# Work required
Give the number of lines in the data below that contain "Replace", with no other words.

═════ Material shown

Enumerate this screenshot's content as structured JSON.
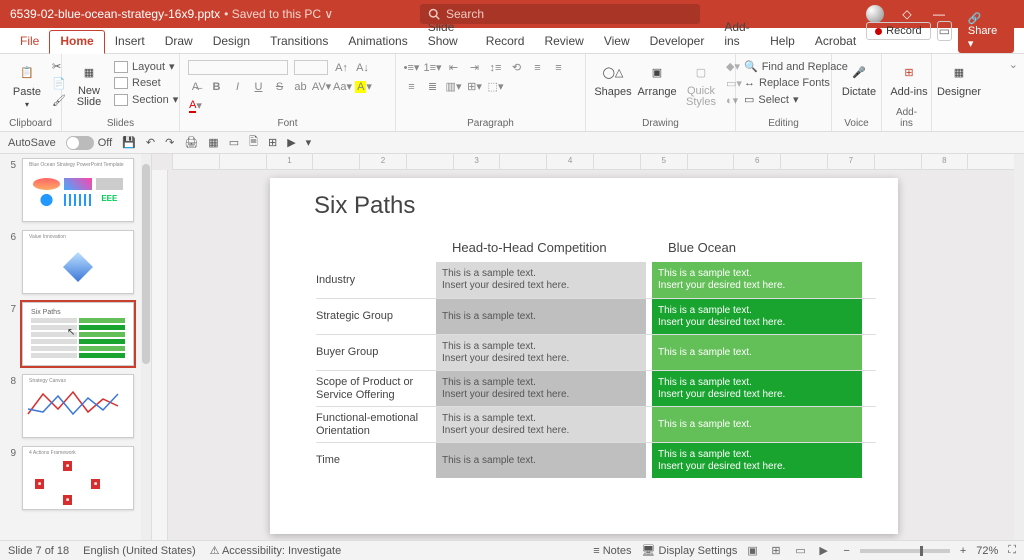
{
  "titlebar": {
    "filename": "6539-02-blue-ocean-strategy-16x9.pptx",
    "saved_state": "Saved to this PC",
    "search_placeholder": "Search"
  },
  "tabs": {
    "file": "File",
    "home": "Home",
    "insert": "Insert",
    "draw": "Draw",
    "design": "Design",
    "transitions": "Transitions",
    "animations": "Animations",
    "slideshow": "Slide Show",
    "record": "Record",
    "review": "Review",
    "view": "View",
    "developer": "Developer",
    "addins": "Add-ins",
    "help": "Help",
    "acrobat": "Acrobat",
    "record_btn": "Record",
    "share_btn": "Share"
  },
  "ribbon": {
    "clipboard": {
      "label": "Clipboard",
      "paste": "Paste"
    },
    "slides": {
      "label": "Slides",
      "newslide": "New\nSlide",
      "layout": "Layout",
      "reset": "Reset",
      "section": "Section"
    },
    "font": {
      "label": "Font"
    },
    "paragraph": {
      "label": "Paragraph"
    },
    "drawing": {
      "label": "Drawing",
      "shapes": "Shapes",
      "arrange": "Arrange",
      "quick": "Quick\nStyles"
    },
    "editing": {
      "label": "Editing",
      "find": "Find and Replace",
      "replace": "Replace Fonts",
      "select": "Select"
    },
    "voice": {
      "label": "Voice",
      "dictate": "Dictate"
    },
    "addins": {
      "label": "Add-ins",
      "btn": "Add-ins"
    },
    "designer": {
      "label": "Designer",
      "btn": "Designer"
    }
  },
  "autosave": {
    "label": "AutoSave",
    "state": "Off"
  },
  "slide": {
    "title": "Six Paths",
    "head_a": "Head-to-Head Competition",
    "head_b": "Blue Ocean",
    "rows": [
      {
        "label": "Industry",
        "c1a": "This is a sample text.",
        "c1b": "Insert your desired text here.",
        "c2a": "This is a sample text.",
        "c2b": "Insert your desired text here.",
        "g": "g1",
        "alt": false
      },
      {
        "label": "Strategic Group",
        "c1a": "This is a sample text.",
        "c1b": "",
        "c2a": "This is a sample text.",
        "c2b": "Insert your desired text here.",
        "g": "g2",
        "alt": true
      },
      {
        "label": "Buyer Group",
        "c1a": "This is a sample text.",
        "c1b": "Insert your desired text here.",
        "c2a": "This is a sample text.",
        "c2b": "",
        "g": "g1",
        "alt": false
      },
      {
        "label": "Scope of Product or Service Offering",
        "c1a": "This is a sample text.",
        "c1b": "Insert your desired text here.",
        "c2a": "This is a sample text.",
        "c2b": "Insert your desired text here.",
        "g": "g2",
        "alt": true
      },
      {
        "label": "Functional-emotional Orientation",
        "c1a": "This is a sample text.",
        "c1b": "Insert your desired text here.",
        "c2a": "This is a sample text.",
        "c2b": "",
        "g": "g1",
        "alt": false
      },
      {
        "label": "Time",
        "c1a": "This is a sample text.",
        "c1b": "",
        "c2a": "This is a sample text.",
        "c2b": "Insert your desired text here.",
        "g": "g2",
        "alt": true
      }
    ]
  },
  "thumbs": {
    "nums": [
      "5",
      "6",
      "7",
      "8",
      "9"
    ],
    "t5_title": "Blue Ocean Strategy PowerPoint Template",
    "t6_title": "Value Innovation",
    "t7_title": "Six Paths",
    "t8_title": "Strategy Canvas",
    "t9_title": "4 Actions Framework"
  },
  "ruler": {
    "ticks": [
      "",
      "",
      "1",
      "",
      "2",
      "",
      "3",
      "",
      "4",
      "",
      "5",
      "",
      "6",
      "",
      "7",
      "",
      "8",
      ""
    ]
  },
  "status": {
    "slide": "Slide 7 of 18",
    "lang": "English (United States)",
    "access": "Accessibility: Investigate",
    "notes": "Notes",
    "display": "Display Settings",
    "zoom": "72%"
  }
}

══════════

# Final answer
2